Why Cheating Will Only Hurt You in the End

It’s an unfortunate truth that cheating plagues colleges, and nursing school is not immune. Obviously, the most severe consequence of cheating is the threat of being permanently expelled from your program. This, however, does not deter some students, who believe they can be sneaky or secretive enough to avoid detection. Sometimes, they are. However, cheating has long-term consequences even if you escape the immediate ramifications of your actions.

You don’t know what you don’t know. Everything in nursing school leads up to the NCLEX, the examination you must pass to receive licensure. If you cheat on tests, you are cheating yourself of actually understanding and retaining the material. Beyond the NCLEX, you will become responsible for the care of patients as an RN. If you failed to actually comprehend concepts taught in school, if you merely looked up answers or memorized test questions through a test bank, you will not have acquired the knowledge necessary to care for patients as a new RN.

If, however, you maintain academic integrity throughout your schooling, you will be well aware of where you need to focus on improvement. You won’t be relying on a test bank to memorize questions and answers ahead of time, or a cheat-sheet to refer to when you get stuck, but instead your own knowledge base and critical thinking skills. When you graduate, you will be properly prepared to pass the NCLEX and competently care for patients as a new nurse.
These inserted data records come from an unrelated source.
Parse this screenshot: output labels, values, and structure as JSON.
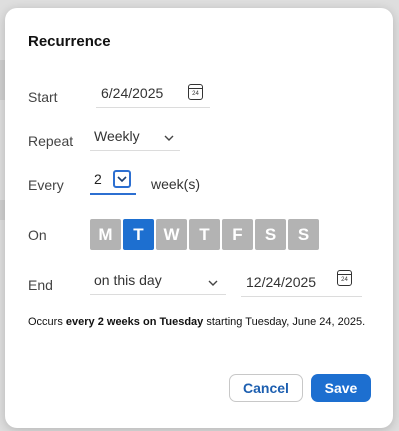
{
  "dialog": {
    "title": "Recurrence"
  },
  "start": {
    "label": "Start",
    "date": "6/24/2025",
    "calendar_day": "24"
  },
  "repeat": {
    "label": "Repeat",
    "value": "Weekly"
  },
  "every": {
    "label": "Every",
    "value": "2",
    "unit": "week(s)"
  },
  "on": {
    "label": "On",
    "days": [
      {
        "letter": "M",
        "selected": false
      },
      {
        "letter": "T",
        "selected": true
      },
      {
        "letter": "W",
        "selected": false
      },
      {
        "letter": "T",
        "selected": false
      },
      {
        "letter": "F",
        "selected": false
      },
      {
        "letter": "S",
        "selected": false
      },
      {
        "letter": "S",
        "selected": false
      }
    ]
  },
  "end": {
    "label": "End",
    "mode": "on this day",
    "date": "12/24/2025",
    "calendar_day": "24"
  },
  "summary": {
    "prefix": "Occurs ",
    "bold": "every 2 weeks on Tuesday",
    "suffix": " starting Tuesday, June 24, 2025."
  },
  "buttons": {
    "cancel": "Cancel",
    "save": "Save"
  },
  "colors": {
    "accent": "#1d6fd0",
    "day_unselected": "#b3b3b3"
  }
}
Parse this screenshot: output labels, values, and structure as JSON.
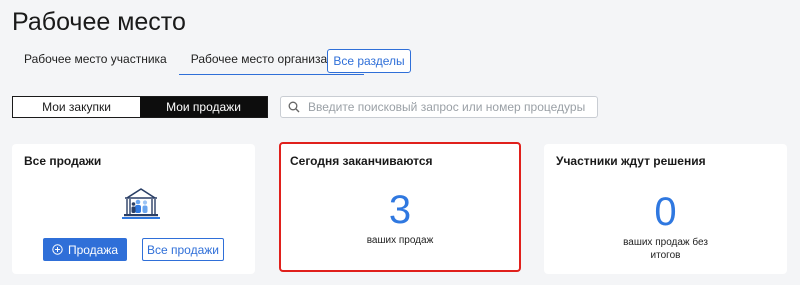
{
  "page": {
    "title": "Рабочее место"
  },
  "tabs": [
    {
      "label": "Рабочее место участника",
      "active": false
    },
    {
      "label": "Рабочее место организатора",
      "active": true
    }
  ],
  "all_sections_label": "Все разделы",
  "segment": [
    {
      "label": "Мои закупки",
      "active": false
    },
    {
      "label": "Мои продажи",
      "active": true
    }
  ],
  "search": {
    "placeholder": "Введите поисковый запрос или номер процедуры",
    "value": ""
  },
  "cards": {
    "all_sales": {
      "title": "Все продажи",
      "illustration_icon": "building-people-icon",
      "primary_button": {
        "icon": "plus-circle-icon",
        "label": "Продажа"
      },
      "secondary_button": {
        "label": "Все продажи"
      }
    },
    "ending_today": {
      "title": "Сегодня заканчиваются",
      "count": "3",
      "caption": "ваших продаж",
      "highlight_color": "#e0201c"
    },
    "awaiting_decision": {
      "title": "Участники ждут решения",
      "count": "0",
      "caption": "ваших продаж без итогов"
    }
  },
  "colors": {
    "accent": "#2f6fd8",
    "number": "#2f78e0",
    "background": "#f4f5f7"
  }
}
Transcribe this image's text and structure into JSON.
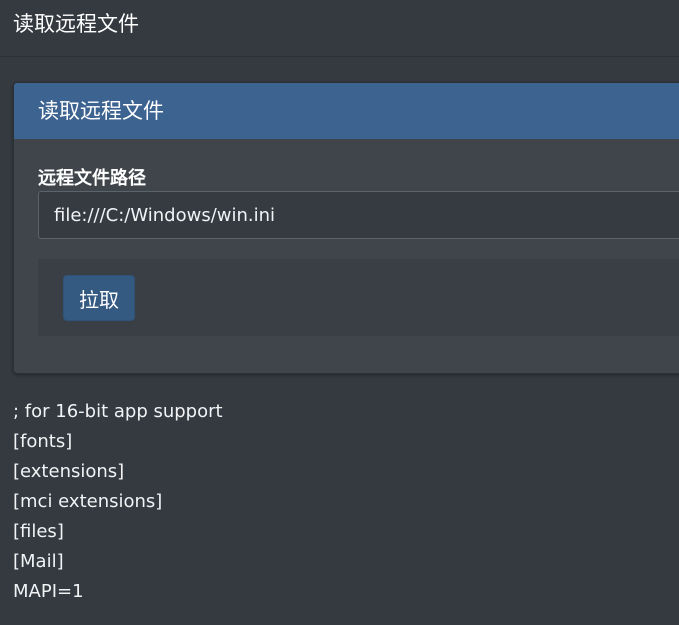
{
  "page": {
    "title": "读取远程文件"
  },
  "card": {
    "title": "读取远程文件",
    "field_label": "远程文件路径",
    "input_value": "file:///C:/Windows/win.ini",
    "button_label": "拉取"
  },
  "result": {
    "lines": [
      "; for 16-bit app support",
      "[fonts]",
      "[extensions]",
      "[mci extensions]",
      "[files]",
      "[Mail]",
      "MAPI=1"
    ]
  },
  "colors": {
    "background": "#343a40",
    "card_header": "#3d6391",
    "button": "#345a82"
  }
}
Not to mention, as a patient, I would hope that my nurse is one who not only ensured they comprehended information that would be used in my care, but that they would rather take accountability for a bad grade and study harder in the future to expand their knowledge and understanding than falsify their way to a higher score.